The way you naturally organize will cause you less stress and create more productivity than organizing “the right way”.
Clare Willson (9-2-3-4) was always a “good” student, and she always loved learning. But it felt like something was off whenever she had an assignment that forced her to organize in a specific way. Once she took the Kolbe A™ Index, she finally understood why.
“I remember having struggles with outlining,” she explained to David Kolbe in a recent Powered by Instinct podcast interview. “It was like, ‘Here’s the plan for writing your paper. Just follow the plan.’ But when we get to the part where we had to outline, every time I would just become completely confused. I just remember thinking, ‘How can I write an outline before I have written my paper?’ It literally made no sense to me at all.”
But once Clare started to understand her instinctive strengths, she realized she could make accommodations for her natural way of doing things. She could write the outline after she wrote the paper. That made sense. That worked for her.
“To me,” she continued, “that was a huge permission slip. I remember in that moment thinking, ‘Okay, there’s nothing actually wrong with me.’ I just don’t naturally follow the plans.”
Some people organize with piles. To everybody else it looks like a big mess, but if you know where everything is, and piles work for you – then what’s the big deal?!

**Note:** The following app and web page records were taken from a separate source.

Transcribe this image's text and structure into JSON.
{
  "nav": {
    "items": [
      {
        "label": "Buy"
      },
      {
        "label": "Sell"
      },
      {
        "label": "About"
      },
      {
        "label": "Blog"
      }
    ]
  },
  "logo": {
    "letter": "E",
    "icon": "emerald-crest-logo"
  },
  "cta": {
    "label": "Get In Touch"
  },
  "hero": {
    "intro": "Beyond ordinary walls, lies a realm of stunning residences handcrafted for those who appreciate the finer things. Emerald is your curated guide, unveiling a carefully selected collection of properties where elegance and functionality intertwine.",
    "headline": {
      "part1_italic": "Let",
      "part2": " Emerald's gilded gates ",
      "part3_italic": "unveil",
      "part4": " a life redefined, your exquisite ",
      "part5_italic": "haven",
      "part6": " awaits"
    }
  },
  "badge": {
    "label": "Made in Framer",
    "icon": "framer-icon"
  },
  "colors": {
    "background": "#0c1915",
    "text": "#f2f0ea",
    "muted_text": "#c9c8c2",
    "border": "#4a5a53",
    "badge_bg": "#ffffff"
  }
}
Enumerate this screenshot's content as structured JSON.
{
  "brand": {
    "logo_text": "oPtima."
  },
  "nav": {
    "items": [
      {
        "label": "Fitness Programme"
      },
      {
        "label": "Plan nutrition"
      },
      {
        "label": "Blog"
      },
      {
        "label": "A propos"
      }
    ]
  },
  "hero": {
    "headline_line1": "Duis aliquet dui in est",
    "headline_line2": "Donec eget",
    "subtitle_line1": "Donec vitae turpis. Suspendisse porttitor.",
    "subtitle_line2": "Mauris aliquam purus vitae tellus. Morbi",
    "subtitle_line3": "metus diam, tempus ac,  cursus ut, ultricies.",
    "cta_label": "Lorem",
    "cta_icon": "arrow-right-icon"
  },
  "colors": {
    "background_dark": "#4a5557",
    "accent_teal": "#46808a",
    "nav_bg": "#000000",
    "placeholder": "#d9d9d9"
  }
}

Just because you have clutter doesn’t mean you’re disorganized.
Everybody creates systems and follows them differently. When it comes to organization and design, there are different approaches. Some people create elaborate processes — others adapt.
If your strength, like Clare, is to adapt (creating shortcuts, loosening up rigid processes, frequently switching tasks), that’s a strength you should be proud of!

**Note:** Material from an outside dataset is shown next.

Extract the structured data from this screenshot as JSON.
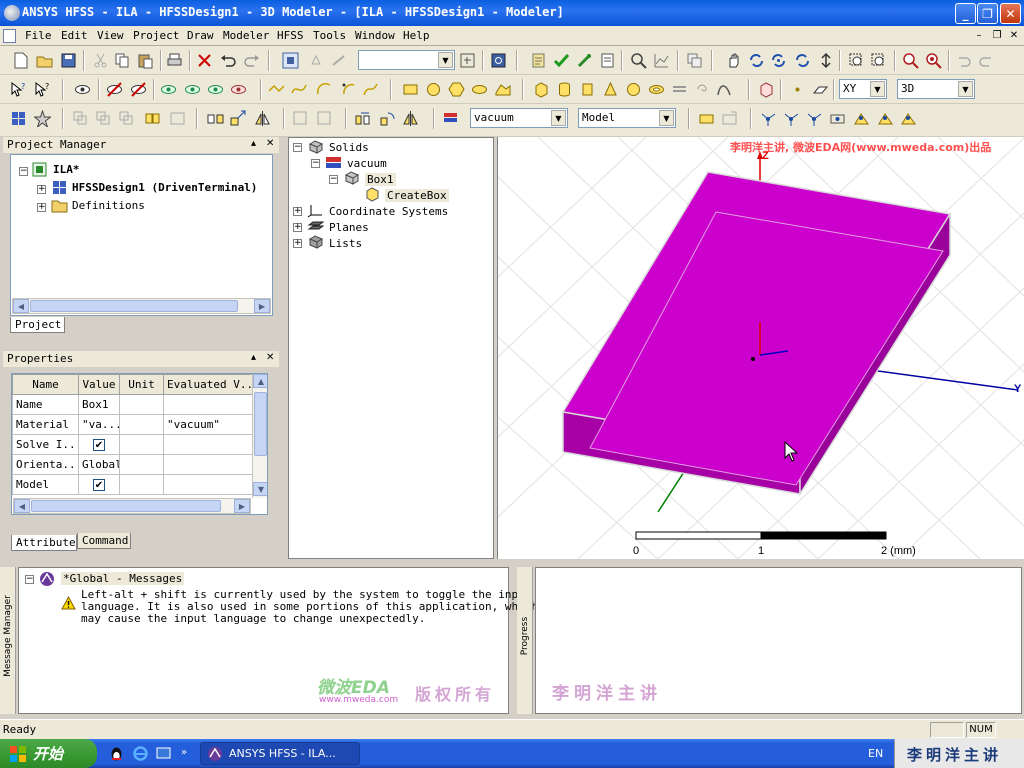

Clare first learned about her natural strength to adapt in high school, but it has taken longer to fully embrace it.
“I wish I could say I learned it at 16 and have felt so good about my strengths in organizing ever since. But it’s still a struggle at times because there’s so much just cultural input,” Clare confessed. “There’s a lot of unlearning that I’ve had to do and continue to do around feeling bad that I’m simply not structured or as organized as you’re supposed to be. But what I think might surprise some people is that if you were to look in my closet, or my fridge, you would say, this is a very organized person. I know where everything is, but the systems that I use are so simple.”
Clare uses the systems that work for HER.
“My son and I joke about this all the time,” Clare offered. “We say that we have a lot of systems, but they’re so simple, even we will follow them. I think sometimes people with our Follow Thru talent get a bad rep for many reasons. But just because something looks maybe random or chaotic doesn’t mean there’s not a system in place.”
David Kolbe, CEO of Kolbe Corp, (8-2-7-3) has similar strengths as Clare when it comes to how he organizes and designs. He is well aware of the potential pitfalls Clare has faced, and the even bigger pitfalls others encounter when they aren’t aware of their instinctive strengths.
“So many of the people that we work with who learned the lesson that Clare learned when she was pretty young are learning it so much later, and they didn’t know to ignore all the well-meaning advice people give.”
It’s not that this is bad advice in general, it’s that it is bad advice for those with these types of natural strengths. One example? Inbox zero.
“Anything where you have to have separate folders,” Clare elaborates, “especially if they’re digital folders, doesn’t work for me. If they’re nested, you might as well just hit the delete button. I don’t see it. For notebooks or folders, my system changes all the time, but it still works for me. But if you put it in a file cabinet, you might as well just set it on fire, because it’s gone; it doesn’t exist anymore.”
Clare has several areas of her life that she considers to be very organized. Those which appear very organized to others often took years to become so. She often had to go through 15-20 failed systems to get there. But understanding that reality has allowed her to set her son, who has the same natural strengths for organizing and design, on a path toward success.
“I try to have a sense of humor with it when dealing with my son, and I say, ‘The system for us is the thing that we are actually going to do.’ And so,” Clare says, smiling, “we’re going to start with something and we’re going to just keep flexing it, keep taking away the steps until we’re getting the result that we want in a way that’s really easy for us.”
Clare is just further proof that you don’t need to follow the system to have a good plan.
Want to learn more about your natural strengths for organizing and design, as well as other Action Modes®? The best place to start is by taking the Kolbe A™ Index.